But a team of filmmakers from the Upper Valley will debut a short film Saturday at the Vermont Institute for Natural Science in Woodstsock that connects the personal stories of the August 2011 flooding that devastated Vermont to the larger impersonal forces that shaped the storm — the climate.

The 20-minute film, The Last Irene: Where Did All the Water Come From?, ties the experience of Irene on the ground to the science behind it, said John Dolan, VINS’ president.

The aim, Dolan said, was to provide “environmental education for a general audience about meteorological events and climate change, and we focused on Tropical Storm Irene.” VINS partnered with West Hartford resident Cathleen Geiger, who’s a sea ice geophysicist at the University of Delaware, Peter Malsin, a climate change educator from Hanover, and Barnard filmmaker Teo Zagar. They made the film under the auspices of a $50,000 grant from the National Science Foundation.

The main challenge the filmmakers faced was to make a film that focused on the facts and steered clear of the toxic politics around the issue of climate change.

“There’s just a stigma connected with that term that makes it very difficult to talk about,” Geiger said. She prefers the term “climate transition.” The filmmakers wanted to use “clear, truthful language,” and to present the facts without sullying them with politicized language, she said.

“(Climate change) has become something of a slogan that too often closes off further discussion and even further thinking, said Malsin, who wrote the film’s script. “I suspect that people are weary of the phrase rather than the subject itself, which can be endlessly fascinating.”

The Last Irene brings together the voices of area homeowners, farmers and business people who were affected by the flooding. The film includes interviews with Vermont’s state climatologist Lesley-Anne Dupigny-Giroux and Dartmouth College geography professor Frank Magilligan, who discuss both the climate and the long-term impact of Irene on the state. The title refers to the retirement of Irene as a name for future hurricanes.

During the filming, Geiger was on hand at the interviews as the production’s in-house scientist, both to pose questions and to help Malsin and Zagar navigate a very technical conversation. She also helped keep the interviews grounded in the facts.

Broadly speaking, the facts are these: The climate has become warmer, and at the same time weather has become more extreme. Looking at the big picture reveals that “2011 was just a horrendous year for everybody,” Geiger said. In addition to Irene, fires, drought and flooding took a toll on locations around the globe. The following year, Hurricane Sandy followed a path inland from the Atlantic Ocean that hadn’t been seen before.

Irene was a challenging time for Geiger personally. “I’m a resident of West Hartford and my family was isolated for three days during Irene while I was over working in Germany,” she said.

The film also compares Irene to the flood of 1927, and considers its influence on the region’s environment.

Filmmaking is a departure for VINS, an attempt to extend the center’s reach. “This is a kind of proof of concept of an approach we’d like to take to inform the public about different aspects of environmental science,” Dolan said.
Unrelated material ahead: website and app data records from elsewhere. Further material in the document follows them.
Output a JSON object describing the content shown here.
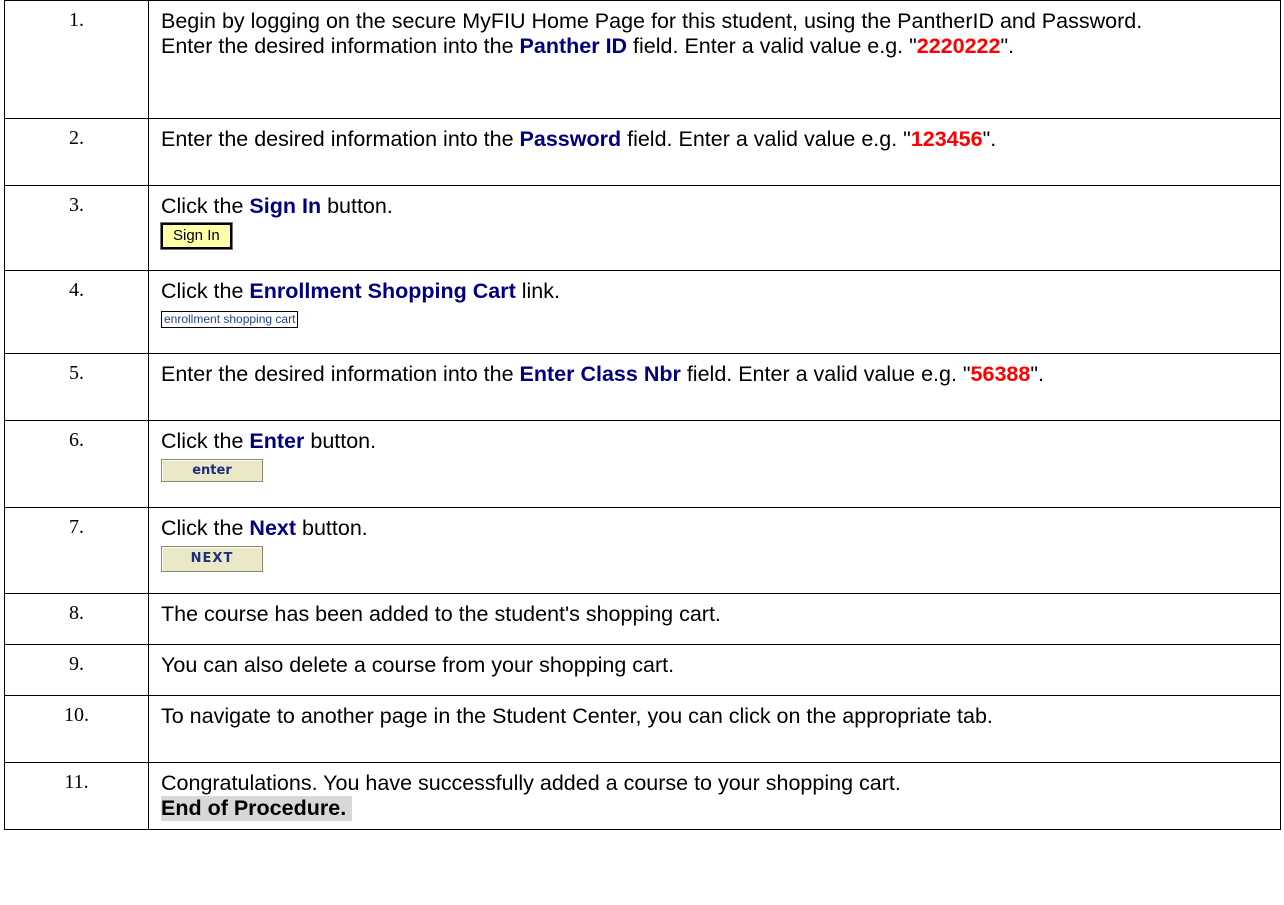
{
  "steps": [
    {
      "num": "1.",
      "line1": "Begin by logging on the secure MyFIU Home Page for this student, using the PantherID and Password.",
      "pre": "Enter the desired information into the ",
      "field": "Panther ID",
      "mid": " field. Enter a valid value e.g. \"",
      "value": "2220222",
      "post": "\"."
    },
    {
      "num": "2.",
      "pre": "Enter the desired information into the ",
      "field": "Password",
      "mid": " field. Enter a valid value e.g. \"",
      "value": "123456",
      "post": "\"."
    },
    {
      "num": "3.",
      "pre": "Click the ",
      "kw": "Sign In",
      "post": " button.",
      "button_label": "Sign In"
    },
    {
      "num": "4.",
      "pre": "Click the ",
      "kw": "Enrollment Shopping Cart",
      "post": " link.",
      "link_label": "enrollment shopping cart"
    },
    {
      "num": "5.",
      "pre": "Enter the desired information into the ",
      "field": "Enter Class Nbr",
      "mid": " field. Enter a valid value e.g. \"",
      "value": "56388",
      "post": "\"."
    },
    {
      "num": "6.",
      "pre": "Click the ",
      "kw": "Enter",
      "post": " button.",
      "button_label": "enter"
    },
    {
      "num": "7.",
      "pre": "Click the ",
      "kw": "Next",
      "post": " button.",
      "button_label": "NEXT"
    },
    {
      "num": "8.",
      "text": "The course has been added to the student's shopping cart."
    },
    {
      "num": "9.",
      "text": "You can also delete a course from your shopping cart."
    },
    {
      "num": "10.",
      "text": "To navigate to another page in the Student Center, you can click on the appropriate tab."
    },
    {
      "num": "11.",
      "text": "Congratulations. You have successfully added a course to your shopping cart.",
      "end": "End of Procedure."
    }
  ]
}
VINS has already received a request from a middle school in the Bronx borough of New York City to use the Irene film in science classes. Such details as how the film will be distributed and what schools might pay to use it haven’t been worked out yet, Dolan said.
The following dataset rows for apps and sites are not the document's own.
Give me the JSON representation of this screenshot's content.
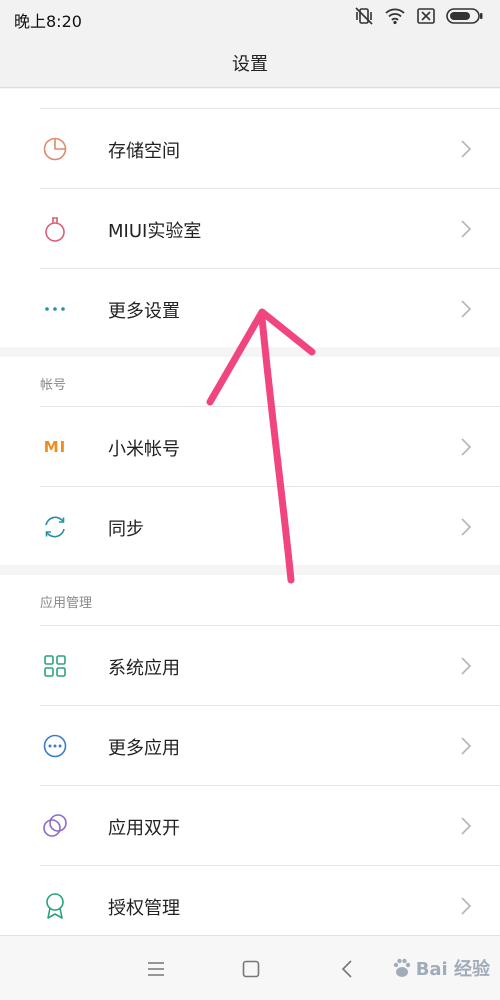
{
  "status_bar": {
    "time": "晚上8:20",
    "icons": [
      "vibrate-off-icon",
      "wifi-icon",
      "sim-off-icon",
      "battery-icon"
    ]
  },
  "header": {
    "title": "设置"
  },
  "sections": {
    "top": {
      "items": [
        {
          "label": "存储空间",
          "icon": "storage-pie-icon",
          "color": "#e0896b"
        },
        {
          "label": "MIUI实验室",
          "icon": "flask-icon",
          "color": "#d9607a"
        },
        {
          "label": "更多设置",
          "icon": "more-dots-icon",
          "color": "#2a8fa8"
        }
      ]
    },
    "account": {
      "header": "帐号",
      "items": [
        {
          "label": "小米帐号",
          "icon": "mi-logo-icon",
          "color": "#f08c1a"
        },
        {
          "label": "同步",
          "icon": "sync-icon",
          "color": "#2a8fa8"
        }
      ]
    },
    "apps": {
      "header": "应用管理",
      "items": [
        {
          "label": "系统应用",
          "icon": "grid-icon",
          "color": "#2aa37a"
        },
        {
          "label": "更多应用",
          "icon": "more-circle-icon",
          "color": "#3a7dc9"
        },
        {
          "label": "应用双开",
          "icon": "dual-app-icon",
          "color": "#8a6ad0"
        },
        {
          "label": "授权管理",
          "icon": "badge-icon",
          "color": "#2aa37a"
        }
      ]
    }
  },
  "icon_logos": {
    "mi_logo": "MI"
  },
  "nav_bar": {
    "buttons": [
      "menu-icon",
      "home-icon",
      "back-icon"
    ]
  },
  "watermark": {
    "text": "Bai 经验"
  },
  "annotation": {
    "color": "#f0457f"
  }
}
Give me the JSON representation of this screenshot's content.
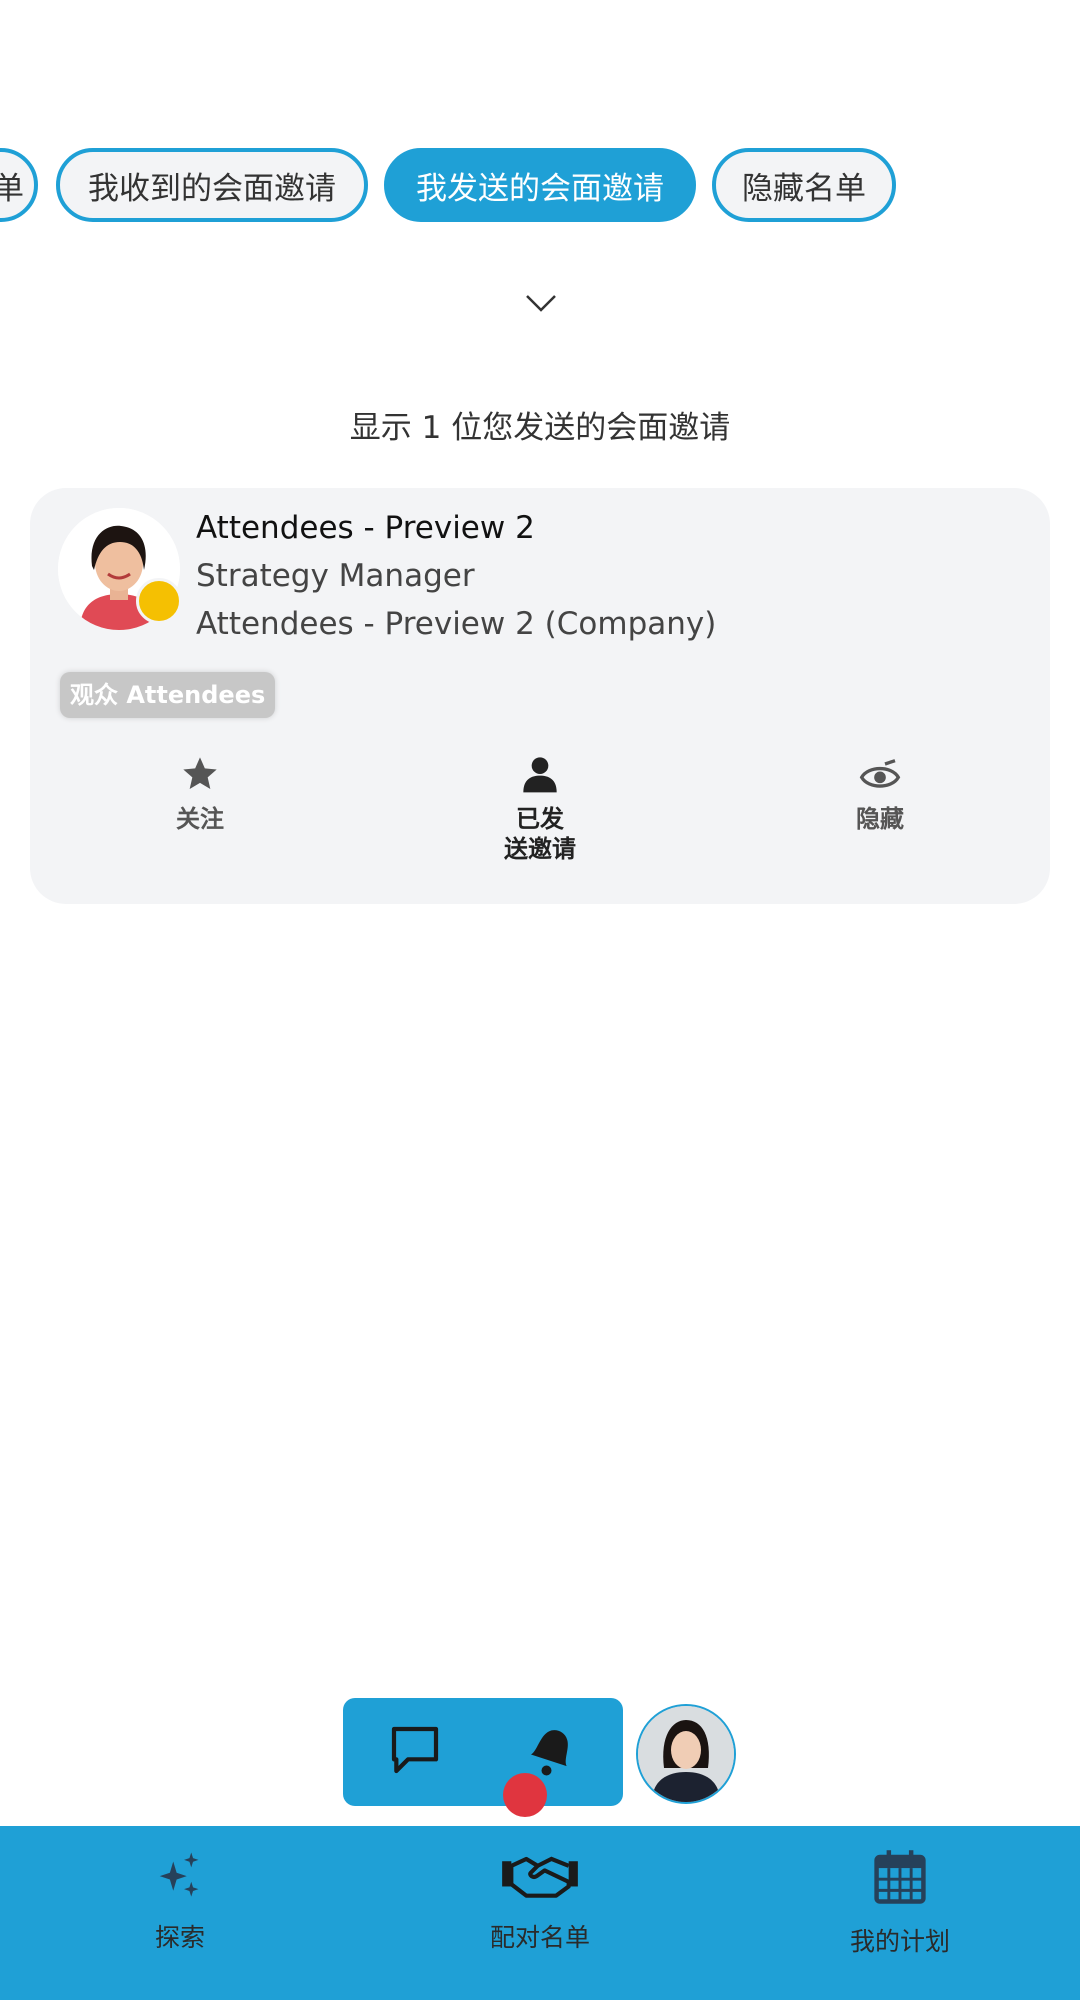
{
  "filters": {
    "partial_label": "单",
    "items": [
      {
        "label": "我收到的会面邀请",
        "active": false
      },
      {
        "label": "我发送的会面邀请",
        "active": true
      },
      {
        "label": "隐藏名单",
        "active": false
      }
    ]
  },
  "results_count_text": "显示 1 位您发送的会面邀请",
  "card": {
    "name": "Attendees - Preview 2",
    "job_title": "Strategy Manager",
    "company": "Attendees - Preview 2 (Company)",
    "tag": "观众 Attendees",
    "actions": {
      "follow": "关注",
      "invite_sent_line1": "已发",
      "invite_sent_line2": "送邀请",
      "hide": "隐藏"
    },
    "status_color": "#f5c002"
  },
  "toolbar": {
    "chat_icon": "chat-bubble-icon",
    "bell_icon": "bell-icon"
  },
  "bottom_nav": {
    "explore": "探索",
    "match_list": "配对名单",
    "my_plan": "我的计划"
  },
  "colors": {
    "accent": "#1fa0d6",
    "card_bg": "#f3f4f6",
    "notification": "#e0353f"
  }
}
While Irene was destructive, Dolan said, “it showed a really great side of Vermont.” Communities banded together to clear roads, clean out homes, serve meals and begin the long and still unfinished work of rebuilding and making river valleys more resilient in the event of another major flood.

“I think it will be, for the community members who come out to see it, not just an informative but an uplifting experience,” Dolan said.

VINS will screen “The Last Irene: Where Did All the Water Come From?” Saturday evening at 7 at the nonprofit nature center on Route 4 in Quechee. The screening is free, but there’s a suggested donation of $10 at the door. Refreshments will be served, and there will be a panel discussion with Dolan, Geiger, Malsin and Zagar after the film.